What you have to do
What you return should be every line below, word for word, and none of the images.

Interface dataset entries:
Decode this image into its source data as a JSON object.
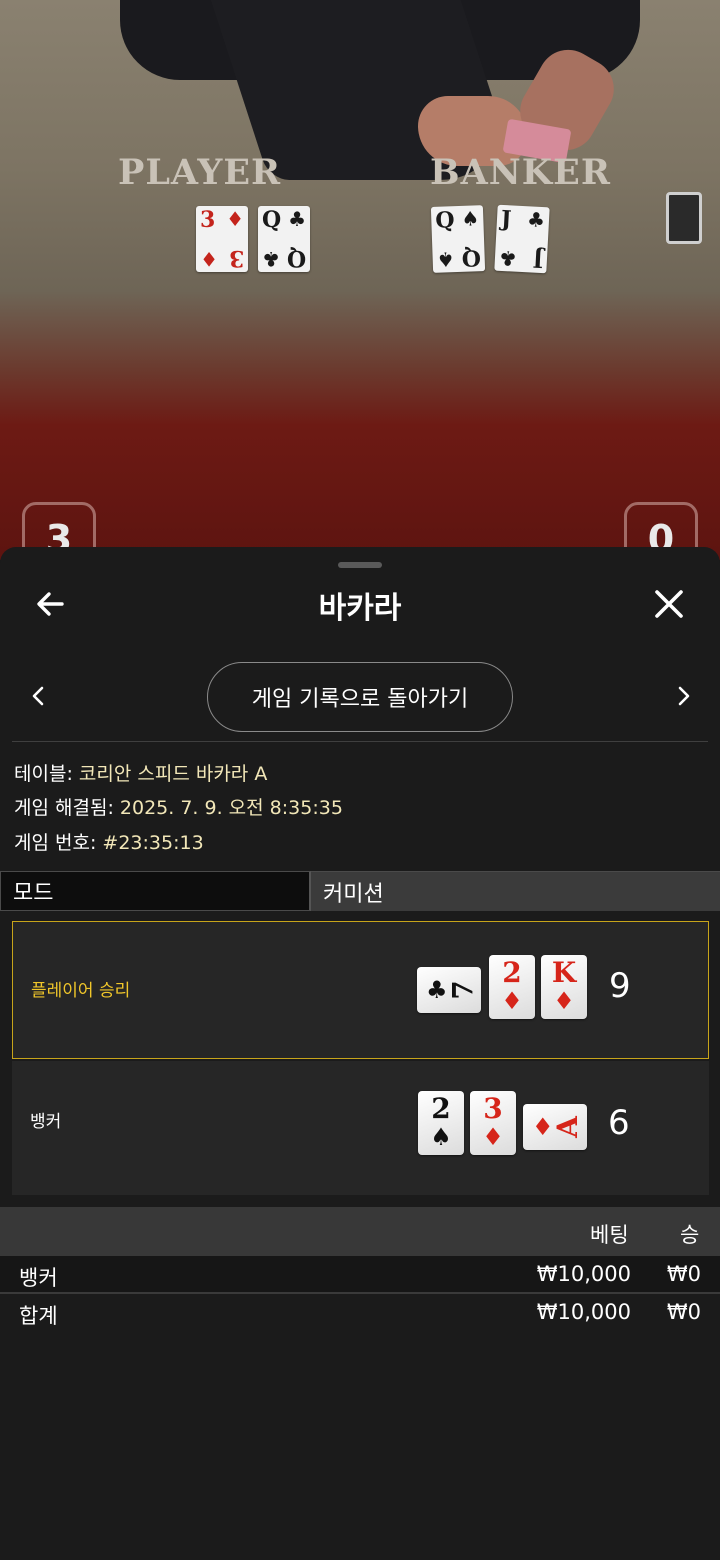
{
  "video": {
    "player_label": "PLAYER",
    "banker_label": "BANKER",
    "player_cards": [
      {
        "rank": "3",
        "suit": "♦",
        "color": "red"
      },
      {
        "rank": "Q",
        "suit": "♣",
        "color": "black"
      }
    ],
    "banker_cards": [
      {
        "rank": "Q",
        "suit": "♠",
        "color": "black"
      },
      {
        "rank": "J",
        "suit": "♣",
        "color": "black"
      }
    ],
    "player_score": "3",
    "banker_score": "0"
  },
  "sheet": {
    "title": "바카라",
    "back_icon": "arrow-left-icon",
    "close_icon": "close-icon",
    "history_button": "게임 기록으로 돌아가기",
    "info": {
      "table_label": "테이블:",
      "table_value": "코리안 스피드 바카라 A",
      "resolved_label": "게임 해결됨:",
      "resolved_value": "2025. 7. 9. 오전 8:35:35",
      "game_no_label": "게임 번호:",
      "game_no_value": "#23:35:13"
    },
    "tabs": [
      "모드",
      "커미션"
    ]
  },
  "results": {
    "player": {
      "label": "플레이어 승리",
      "score": "9",
      "cards": [
        {
          "rank": "7",
          "suit": "♣",
          "color": "black",
          "orientation": "horizontal"
        },
        {
          "rank": "2",
          "suit": "♦",
          "color": "red",
          "orientation": "vertical"
        },
        {
          "rank": "K",
          "suit": "♦",
          "color": "red",
          "orientation": "vertical"
        }
      ]
    },
    "banker": {
      "label": "뱅커",
      "score": "6",
      "cards": [
        {
          "rank": "2",
          "suit": "♠",
          "color": "black",
          "orientation": "vertical"
        },
        {
          "rank": "3",
          "suit": "♦",
          "color": "red",
          "orientation": "vertical"
        },
        {
          "rank": "A",
          "suit": "♦",
          "color": "red",
          "orientation": "horizontal"
        }
      ]
    },
    "winner_color": "#f0c62a"
  },
  "bets": {
    "headers": {
      "bet": "베팅",
      "win": "승"
    },
    "rows": [
      {
        "name": "뱅커",
        "bet": "₩10,000",
        "win": "₩0"
      }
    ],
    "total": {
      "name": "합계",
      "bet": "₩10,000",
      "win": "₩0"
    }
  }
}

Written reply
Decode this image into its source data as a JSON object.
{
  "video": {
    "player_label": "PLAYER",
    "banker_label": "BANKER",
    "player_cards": [
      {
        "rank": "3",
        "suit": "♦",
        "color": "red"
      },
      {
        "rank": "Q",
        "suit": "♣",
        "color": "black"
      }
    ],
    "banker_cards": [
      {
        "rank": "Q",
        "suit": "♠",
        "color": "black"
      },
      {
        "rank": "J",
        "suit": "♣",
        "color": "black"
      }
    ],
    "player_score": "3",
    "banker_score": "0"
  },
  "sheet": {
    "title": "바카라",
    "back_icon": "arrow-left-icon",
    "close_icon": "close-icon",
    "history_button": "게임 기록으로 돌아가기",
    "info": {
      "table_label": "테이블:",
      "table_value": "코리안 스피드 바카라 A",
      "resolved_label": "게임 해결됨:",
      "resolved_value": "2025. 7. 9. 오전 8:35:35",
      "game_no_label": "게임 번호:",
      "game_no_value": "#23:35:13"
    },
    "tabs": [
      "모드",
      "커미션"
    ]
  },
  "results": {
    "player": {
      "label": "플레이어 승리",
      "score": "9",
      "cards": [
        {
          "rank": "7",
          "suit": "♣",
          "color": "black",
          "orientation": "horizontal"
        },
        {
          "rank": "2",
          "suit": "♦",
          "color": "red",
          "orientation": "vertical"
        },
        {
          "rank": "K",
          "suit": "♦",
          "color": "red",
          "orientation": "vertical"
        }
      ]
    },
    "banker": {
      "label": "뱅커",
      "score": "6",
      "cards": [
        {
          "rank": "2",
          "suit": "♠",
          "color": "black",
          "orientation": "vertical"
        },
        {
          "rank": "3",
          "suit": "♦",
          "color": "red",
          "orientation": "vertical"
        },
        {
          "rank": "A",
          "suit": "♦",
          "color": "red",
          "orientation": "horizontal"
        }
      ]
    },
    "winner_color": "#f0c62a"
  },
  "bets": {
    "headers": {
      "bet": "베팅",
      "win": "승"
    },
    "rows": [
      {
        "name": "뱅커",
        "bet": "₩10,000",
        "win": "₩0"
      }
    ],
    "total": {
      "name": "합계",
      "bet": "₩10,000",
      "win": "₩0"
    }
  }
}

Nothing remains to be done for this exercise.